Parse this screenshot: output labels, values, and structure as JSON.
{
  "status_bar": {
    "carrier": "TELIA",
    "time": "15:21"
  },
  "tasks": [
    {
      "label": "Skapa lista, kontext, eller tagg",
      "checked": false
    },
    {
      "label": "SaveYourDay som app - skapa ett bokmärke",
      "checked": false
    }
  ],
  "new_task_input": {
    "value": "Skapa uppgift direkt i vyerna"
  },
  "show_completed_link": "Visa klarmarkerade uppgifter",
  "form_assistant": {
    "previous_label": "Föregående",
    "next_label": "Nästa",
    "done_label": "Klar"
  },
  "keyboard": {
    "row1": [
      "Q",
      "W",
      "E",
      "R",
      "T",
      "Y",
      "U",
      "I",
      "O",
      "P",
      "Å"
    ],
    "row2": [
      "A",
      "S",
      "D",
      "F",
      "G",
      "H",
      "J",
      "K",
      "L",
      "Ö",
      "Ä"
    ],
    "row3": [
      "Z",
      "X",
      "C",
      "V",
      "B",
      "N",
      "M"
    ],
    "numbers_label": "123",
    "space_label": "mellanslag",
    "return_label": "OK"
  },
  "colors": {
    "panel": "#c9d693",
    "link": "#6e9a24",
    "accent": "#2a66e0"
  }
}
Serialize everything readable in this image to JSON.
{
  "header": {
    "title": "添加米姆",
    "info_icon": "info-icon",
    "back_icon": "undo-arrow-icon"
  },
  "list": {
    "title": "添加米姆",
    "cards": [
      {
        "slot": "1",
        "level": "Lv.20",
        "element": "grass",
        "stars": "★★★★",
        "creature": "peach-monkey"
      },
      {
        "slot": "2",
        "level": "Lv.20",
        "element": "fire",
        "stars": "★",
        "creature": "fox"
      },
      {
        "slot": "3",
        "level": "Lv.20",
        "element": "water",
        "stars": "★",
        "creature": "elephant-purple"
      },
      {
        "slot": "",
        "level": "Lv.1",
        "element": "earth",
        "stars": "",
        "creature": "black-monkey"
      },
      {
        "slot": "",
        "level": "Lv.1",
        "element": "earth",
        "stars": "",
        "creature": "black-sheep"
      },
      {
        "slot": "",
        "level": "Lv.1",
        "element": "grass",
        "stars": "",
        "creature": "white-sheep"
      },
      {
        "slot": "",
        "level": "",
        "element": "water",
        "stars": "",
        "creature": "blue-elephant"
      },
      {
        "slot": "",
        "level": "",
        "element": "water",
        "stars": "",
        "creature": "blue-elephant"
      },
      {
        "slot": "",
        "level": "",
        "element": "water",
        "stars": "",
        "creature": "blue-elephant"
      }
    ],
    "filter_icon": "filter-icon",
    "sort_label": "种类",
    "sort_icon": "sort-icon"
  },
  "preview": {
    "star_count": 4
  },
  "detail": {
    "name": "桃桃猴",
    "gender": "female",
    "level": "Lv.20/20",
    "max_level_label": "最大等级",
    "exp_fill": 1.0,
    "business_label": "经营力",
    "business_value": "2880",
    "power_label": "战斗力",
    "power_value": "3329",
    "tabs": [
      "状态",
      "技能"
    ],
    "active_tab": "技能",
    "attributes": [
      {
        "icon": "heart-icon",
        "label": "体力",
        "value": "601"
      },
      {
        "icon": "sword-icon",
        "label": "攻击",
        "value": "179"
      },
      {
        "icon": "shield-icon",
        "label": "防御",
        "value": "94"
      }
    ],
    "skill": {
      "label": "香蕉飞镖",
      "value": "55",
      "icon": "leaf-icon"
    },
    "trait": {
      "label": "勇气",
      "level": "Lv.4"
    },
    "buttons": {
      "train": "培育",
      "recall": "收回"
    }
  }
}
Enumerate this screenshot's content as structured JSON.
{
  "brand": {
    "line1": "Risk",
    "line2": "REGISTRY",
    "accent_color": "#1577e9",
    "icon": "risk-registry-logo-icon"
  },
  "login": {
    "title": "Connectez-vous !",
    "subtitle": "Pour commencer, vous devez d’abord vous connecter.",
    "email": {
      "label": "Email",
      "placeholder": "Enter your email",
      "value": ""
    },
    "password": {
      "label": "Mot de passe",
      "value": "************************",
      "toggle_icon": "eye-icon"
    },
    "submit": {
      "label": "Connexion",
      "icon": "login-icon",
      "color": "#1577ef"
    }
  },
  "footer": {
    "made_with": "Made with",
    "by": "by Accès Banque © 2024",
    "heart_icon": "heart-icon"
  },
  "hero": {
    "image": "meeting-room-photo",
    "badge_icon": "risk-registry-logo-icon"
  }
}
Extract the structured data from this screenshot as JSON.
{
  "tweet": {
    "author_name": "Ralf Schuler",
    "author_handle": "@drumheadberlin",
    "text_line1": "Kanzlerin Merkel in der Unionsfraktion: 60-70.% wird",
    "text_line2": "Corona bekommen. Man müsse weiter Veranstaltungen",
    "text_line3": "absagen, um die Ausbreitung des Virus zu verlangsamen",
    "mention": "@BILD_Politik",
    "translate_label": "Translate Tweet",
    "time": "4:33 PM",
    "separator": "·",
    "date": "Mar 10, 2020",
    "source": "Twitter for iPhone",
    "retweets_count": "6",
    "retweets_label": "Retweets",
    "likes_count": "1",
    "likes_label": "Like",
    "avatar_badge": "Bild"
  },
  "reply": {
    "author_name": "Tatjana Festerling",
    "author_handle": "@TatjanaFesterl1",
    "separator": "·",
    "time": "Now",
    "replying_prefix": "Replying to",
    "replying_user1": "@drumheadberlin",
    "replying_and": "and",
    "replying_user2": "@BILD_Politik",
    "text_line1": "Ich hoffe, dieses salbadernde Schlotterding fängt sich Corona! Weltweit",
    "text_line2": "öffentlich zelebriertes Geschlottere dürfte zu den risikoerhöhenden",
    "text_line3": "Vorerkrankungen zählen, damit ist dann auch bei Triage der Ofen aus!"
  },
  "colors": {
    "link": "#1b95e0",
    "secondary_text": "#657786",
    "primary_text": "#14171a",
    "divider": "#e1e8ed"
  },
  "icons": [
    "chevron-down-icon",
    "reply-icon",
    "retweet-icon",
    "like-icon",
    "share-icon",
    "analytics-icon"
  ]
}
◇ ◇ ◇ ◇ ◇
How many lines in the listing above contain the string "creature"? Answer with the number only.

9